▸ THE DATA:
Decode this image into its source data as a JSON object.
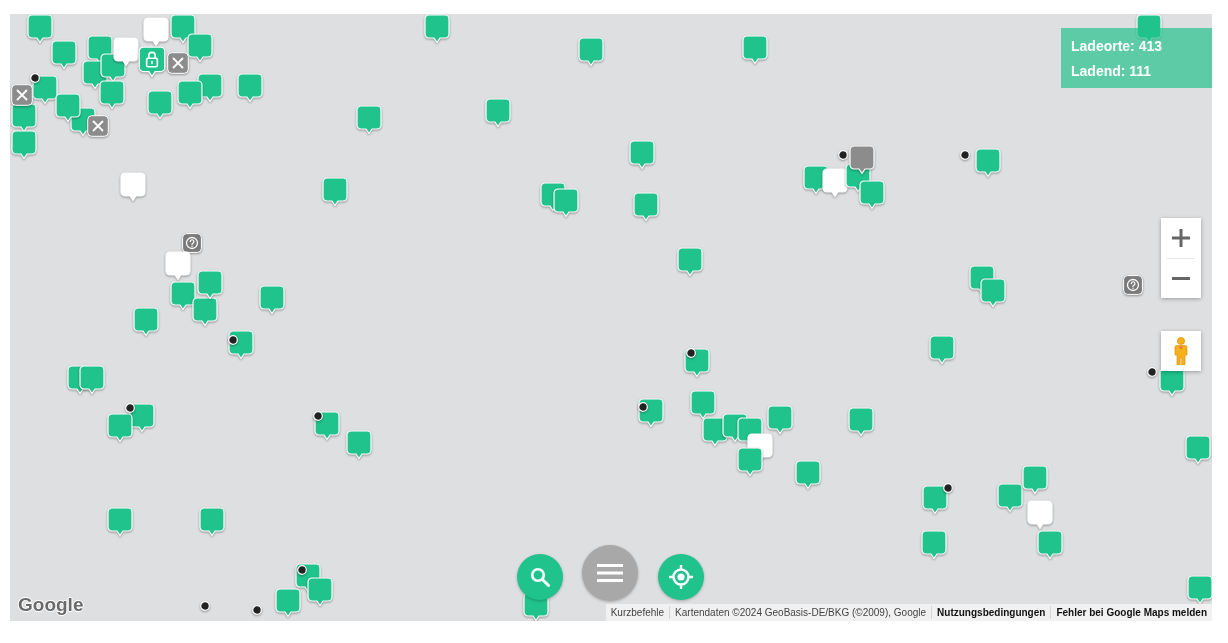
{
  "info_box": {
    "lines": [
      "Ladeorte: 413",
      "Ladend: 111"
    ]
  },
  "map": {
    "markers": [
      {
        "kind": "station",
        "color": "#20c38b"
      },
      {
        "kind": "station",
        "color": "#20c38b"
      },
      {
        "kind": "station",
        "color": "#20c38b"
      },
      {
        "kind": "station",
        "color": "#20c38b"
      },
      {
        "kind": "station",
        "color": "#20c38b"
      },
      {
        "kind": "station",
        "color": "#20c38b"
      },
      {
        "kind": "station",
        "color": "#20c38b"
      },
      {
        "kind": "station",
        "color": "#20c38b"
      },
      {
        "kind": "station",
        "color": "#20c38b"
      },
      {
        "kind": "station",
        "color": "#20c38b"
      },
      {
        "kind": "station",
        "color": "#20c38b"
      },
      {
        "kind": "station",
        "color": "#20c38b"
      },
      {
        "kind": "station",
        "color": "#20c38b"
      },
      {
        "kind": "station",
        "color": "#20c38b"
      },
      {
        "kind": "station",
        "color": "#20c38b"
      },
      {
        "kind": "station",
        "color": "#20c38b"
      },
      {
        "kind": "station",
        "color": "#20c38b"
      },
      {
        "kind": "station",
        "color": "#ffffff"
      },
      {
        "kind": "station",
        "color": "#ffffff"
      },
      {
        "kind": "locked",
        "color": "#20c38b"
      },
      {
        "kind": "closed",
        "color": "#8c8c8c"
      },
      {
        "kind": "closed",
        "color": "#8c8c8c"
      },
      {
        "kind": "closed",
        "color": "#8c8c8c"
      },
      {
        "kind": "station",
        "color": "#20c38b"
      },
      {
        "kind": "station",
        "color": "#20c38b"
      },
      {
        "kind": "station",
        "color": "#20c38b"
      },
      {
        "kind": "station",
        "color": "#20c38b"
      },
      {
        "kind": "station",
        "color": "#20c38b"
      },
      {
        "kind": "station",
        "color": "#20c38b"
      },
      {
        "kind": "station",
        "color": "#20c38b"
      },
      {
        "kind": "station",
        "color": "#20c38b"
      },
      {
        "kind": "station",
        "color": "#20c38b"
      },
      {
        "kind": "station",
        "color": "#20c38b"
      },
      {
        "kind": "station",
        "color": "#20c38b"
      },
      {
        "kind": "station",
        "color": "#ffffff"
      },
      {
        "kind": "station",
        "color": "#20c38b"
      },
      {
        "kind": "station",
        "color": "#ffffff"
      },
      {
        "kind": "station",
        "color": "#20c38b"
      },
      {
        "kind": "station",
        "color": "#8c8c8c"
      },
      {
        "kind": "station",
        "color": "#20c38b"
      },
      {
        "kind": "station",
        "color": "#20c38b"
      },
      {
        "kind": "station",
        "color": "#20c38b"
      },
      {
        "kind": "station",
        "color": "#20c38b"
      },
      {
        "kind": "station",
        "color": "#20c38b"
      },
      {
        "kind": "unknown",
        "color": "#7a7a7a"
      },
      {
        "kind": "station",
        "color": "#ffffff"
      },
      {
        "kind": "station",
        "color": "#20c38b"
      },
      {
        "kind": "station",
        "color": "#20c38b"
      },
      {
        "kind": "station",
        "color": "#20c38b"
      },
      {
        "kind": "station",
        "color": "#20c38b"
      },
      {
        "kind": "station",
        "color": "#20c38b"
      },
      {
        "kind": "station",
        "color": "#20c38b"
      },
      {
        "kind": "station",
        "color": "#20c38b"
      },
      {
        "kind": "station",
        "color": "#20c38b"
      },
      {
        "kind": "station",
        "color": "#20c38b"
      },
      {
        "kind": "station",
        "color": "#20c38b"
      },
      {
        "kind": "station",
        "color": "#20c38b"
      },
      {
        "kind": "station",
        "color": "#20c38b"
      },
      {
        "kind": "station",
        "color": "#20c38b"
      },
      {
        "kind": "unknown",
        "color": "#7a7a7a"
      },
      {
        "kind": "station",
        "color": "#20c38b"
      },
      {
        "kind": "station",
        "color": "#20c38b"
      },
      {
        "kind": "station",
        "color": "#20c38b"
      },
      {
        "kind": "station",
        "color": "#20c38b"
      },
      {
        "kind": "station",
        "color": "#20c38b"
      },
      {
        "kind": "station",
        "color": "#20c38b"
      },
      {
        "kind": "station",
        "color": "#20c38b"
      },
      {
        "kind": "station",
        "color": "#ffffff"
      },
      {
        "kind": "station",
        "color": "#20c38b"
      },
      {
        "kind": "station",
        "color": "#20c38b"
      },
      {
        "kind": "station",
        "color": "#20c38b"
      },
      {
        "kind": "station",
        "color": "#20c38b"
      },
      {
        "kind": "station",
        "color": "#20c38b"
      },
      {
        "kind": "station",
        "color": "#20c38b"
      },
      {
        "kind": "station",
        "color": "#20c38b"
      },
      {
        "kind": "station",
        "color": "#ffffff"
      },
      {
        "kind": "station",
        "color": "#20c38b"
      },
      {
        "kind": "station",
        "color": "#20c38b"
      },
      {
        "kind": "station",
        "color": "#20c38b"
      },
      {
        "kind": "station",
        "color": "#20c38b"
      },
      {
        "kind": "station",
        "color": "#20c38b"
      },
      {
        "kind": "station",
        "color": "#20c38b"
      },
      {
        "kind": "station",
        "color": "#20c38b"
      },
      {
        "kind": "station",
        "color": "#20c38b"
      },
      {
        "kind": "station",
        "color": "#20c38b"
      },
      {
        "kind": "station",
        "color": "#20c38b"
      },
      {
        "kind": "point",
        "color": "#222222"
      },
      {
        "kind": "point",
        "color": "#222222"
      },
      {
        "kind": "point",
        "color": "#222222"
      },
      {
        "kind": "point",
        "color": "#222222"
      },
      {
        "kind": "point",
        "color": "#222222"
      },
      {
        "kind": "point",
        "color": "#222222"
      },
      {
        "kind": "point",
        "color": "#222222"
      },
      {
        "kind": "point",
        "color": "#222222"
      },
      {
        "kind": "point",
        "color": "#222222"
      },
      {
        "kind": "point",
        "color": "#222222"
      },
      {
        "kind": "point",
        "color": "#222222"
      },
      {
        "kind": "point",
        "color": "#222222"
      },
      {
        "kind": "point",
        "color": "#222222"
      }
    ]
  },
  "logo": "Google",
  "attribution": [
    {
      "text": "Kurzbefehle",
      "bold": false
    },
    {
      "text": "Kartendaten ©2024 GeoBasis-DE/BKG (©2009), Google",
      "bold": false
    },
    {
      "text": "Nutzungsbedingungen",
      "bold": true
    },
    {
      "text": "Fehler bei Google Maps melden",
      "bold": true
    }
  ]
}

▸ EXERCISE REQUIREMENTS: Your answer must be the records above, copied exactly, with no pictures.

▸ RESULT OF THE TASK:
Decode this image into its source data as a JSON object.
{
  "info_box": {
    "lines": [
      "Ladeorte: 413",
      "Ladend: 111"
    ]
  },
  "map": {
    "markers": [
      {
        "kind": "station",
        "color": "#20c38b"
      },
      {
        "kind": "station",
        "color": "#20c38b"
      },
      {
        "kind": "station",
        "color": "#20c38b"
      },
      {
        "kind": "station",
        "color": "#20c38b"
      },
      {
        "kind": "station",
        "color": "#20c38b"
      },
      {
        "kind": "station",
        "color": "#20c38b"
      },
      {
        "kind": "station",
        "color": "#20c38b"
      },
      {
        "kind": "station",
        "color": "#20c38b"
      },
      {
        "kind": "station",
        "color": "#20c38b"
      },
      {
        "kind": "station",
        "color": "#20c38b"
      },
      {
        "kind": "station",
        "color": "#20c38b"
      },
      {
        "kind": "station",
        "color": "#20c38b"
      },
      {
        "kind": "station",
        "color": "#20c38b"
      },
      {
        "kind": "station",
        "color": "#20c38b"
      },
      {
        "kind": "station",
        "color": "#20c38b"
      },
      {
        "kind": "station",
        "color": "#20c38b"
      },
      {
        "kind": "station",
        "color": "#20c38b"
      },
      {
        "kind": "station",
        "color": "#ffffff"
      },
      {
        "kind": "station",
        "color": "#ffffff"
      },
      {
        "kind": "locked",
        "color": "#20c38b"
      },
      {
        "kind": "closed",
        "color": "#8c8c8c"
      },
      {
        "kind": "closed",
        "color": "#8c8c8c"
      },
      {
        "kind": "closed",
        "color": "#8c8c8c"
      },
      {
        "kind": "station",
        "color": "#20c38b"
      },
      {
        "kind": "station",
        "color": "#20c38b"
      },
      {
        "kind": "station",
        "color": "#20c38b"
      },
      {
        "kind": "station",
        "color": "#20c38b"
      },
      {
        "kind": "station",
        "color": "#20c38b"
      },
      {
        "kind": "station",
        "color": "#20c38b"
      },
      {
        "kind": "station",
        "color": "#20c38b"
      },
      {
        "kind": "station",
        "color": "#20c38b"
      },
      {
        "kind": "station",
        "color": "#20c38b"
      },
      {
        "kind": "station",
        "color": "#20c38b"
      },
      {
        "kind": "station",
        "color": "#20c38b"
      },
      {
        "kind": "station",
        "color": "#ffffff"
      },
      {
        "kind": "station",
        "color": "#20c38b"
      },
      {
        "kind": "station",
        "color": "#ffffff"
      },
      {
        "kind": "station",
        "color": "#20c38b"
      },
      {
        "kind": "station",
        "color": "#8c8c8c"
      },
      {
        "kind": "station",
        "color": "#20c38b"
      },
      {
        "kind": "station",
        "color": "#20c38b"
      },
      {
        "kind": "station",
        "color": "#20c38b"
      },
      {
        "kind": "station",
        "color": "#20c38b"
      },
      {
        "kind": "station",
        "color": "#20c38b"
      },
      {
        "kind": "unknown",
        "color": "#7a7a7a"
      },
      {
        "kind": "station",
        "color": "#ffffff"
      },
      {
        "kind": "station",
        "color": "#20c38b"
      },
      {
        "kind": "station",
        "color": "#20c38b"
      },
      {
        "kind": "station",
        "color": "#20c38b"
      },
      {
        "kind": "station",
        "color": "#20c38b"
      },
      {
        "kind": "station",
        "color": "#20c38b"
      },
      {
        "kind": "station",
        "color": "#20c38b"
      },
      {
        "kind": "station",
        "color": "#20c38b"
      },
      {
        "kind": "station",
        "color": "#20c38b"
      },
      {
        "kind": "station",
        "color": "#20c38b"
      },
      {
        "kind": "station",
        "color": "#20c38b"
      },
      {
        "kind": "station",
        "color": "#20c38b"
      },
      {
        "kind": "station",
        "color": "#20c38b"
      },
      {
        "kind": "station",
        "color": "#20c38b"
      },
      {
        "kind": "unknown",
        "color": "#7a7a7a"
      },
      {
        "kind": "station",
        "color": "#20c38b"
      },
      {
        "kind": "station",
        "color": "#20c38b"
      },
      {
        "kind": "station",
        "color": "#20c38b"
      },
      {
        "kind": "station",
        "color": "#20c38b"
      },
      {
        "kind": "station",
        "color": "#20c38b"
      },
      {
        "kind": "station",
        "color": "#20c38b"
      },
      {
        "kind": "station",
        "color": "#20c38b"
      },
      {
        "kind": "station",
        "color": "#ffffff"
      },
      {
        "kind": "station",
        "color": "#20c38b"
      },
      {
        "kind": "station",
        "color": "#20c38b"
      },
      {
        "kind": "station",
        "color": "#20c38b"
      },
      {
        "kind": "station",
        "color": "#20c38b"
      },
      {
        "kind": "station",
        "color": "#20c38b"
      },
      {
        "kind": "station",
        "color": "#20c38b"
      },
      {
        "kind": "station",
        "color": "#20c38b"
      },
      {
        "kind": "station",
        "color": "#ffffff"
      },
      {
        "kind": "station",
        "color": "#20c38b"
      },
      {
        "kind": "station",
        "color": "#20c38b"
      },
      {
        "kind": "station",
        "color": "#20c38b"
      },
      {
        "kind": "station",
        "color": "#20c38b"
      },
      {
        "kind": "station",
        "color": "#20c38b"
      },
      {
        "kind": "station",
        "color": "#20c38b"
      },
      {
        "kind": "station",
        "color": "#20c38b"
      },
      {
        "kind": "station",
        "color": "#20c38b"
      },
      {
        "kind": "station",
        "color": "#20c38b"
      },
      {
        "kind": "station",
        "color": "#20c38b"
      },
      {
        "kind": "point",
        "color": "#222222"
      },
      {
        "kind": "point",
        "color": "#222222"
      },
      {
        "kind": "point",
        "color": "#222222"
      },
      {
        "kind": "point",
        "color": "#222222"
      },
      {
        "kind": "point",
        "color": "#222222"
      },
      {
        "kind": "point",
        "color": "#222222"
      },
      {
        "kind": "point",
        "color": "#222222"
      },
      {
        "kind": "point",
        "color": "#222222"
      },
      {
        "kind": "point",
        "color": "#222222"
      },
      {
        "kind": "point",
        "color": "#222222"
      },
      {
        "kind": "point",
        "color": "#222222"
      },
      {
        "kind": "point",
        "color": "#222222"
      },
      {
        "kind": "point",
        "color": "#222222"
      }
    ]
  },
  "logo": "Google",
  "attribution": [
    {
      "text": "Kurzbefehle",
      "bold": false
    },
    {
      "text": "Kartendaten ©2024 GeoBasis-DE/BKG (©2009), Google",
      "bold": false
    },
    {
      "text": "Nutzungsbedingungen",
      "bold": true
    },
    {
      "text": "Fehler bei Google Maps melden",
      "bold": true
    }
  ]
}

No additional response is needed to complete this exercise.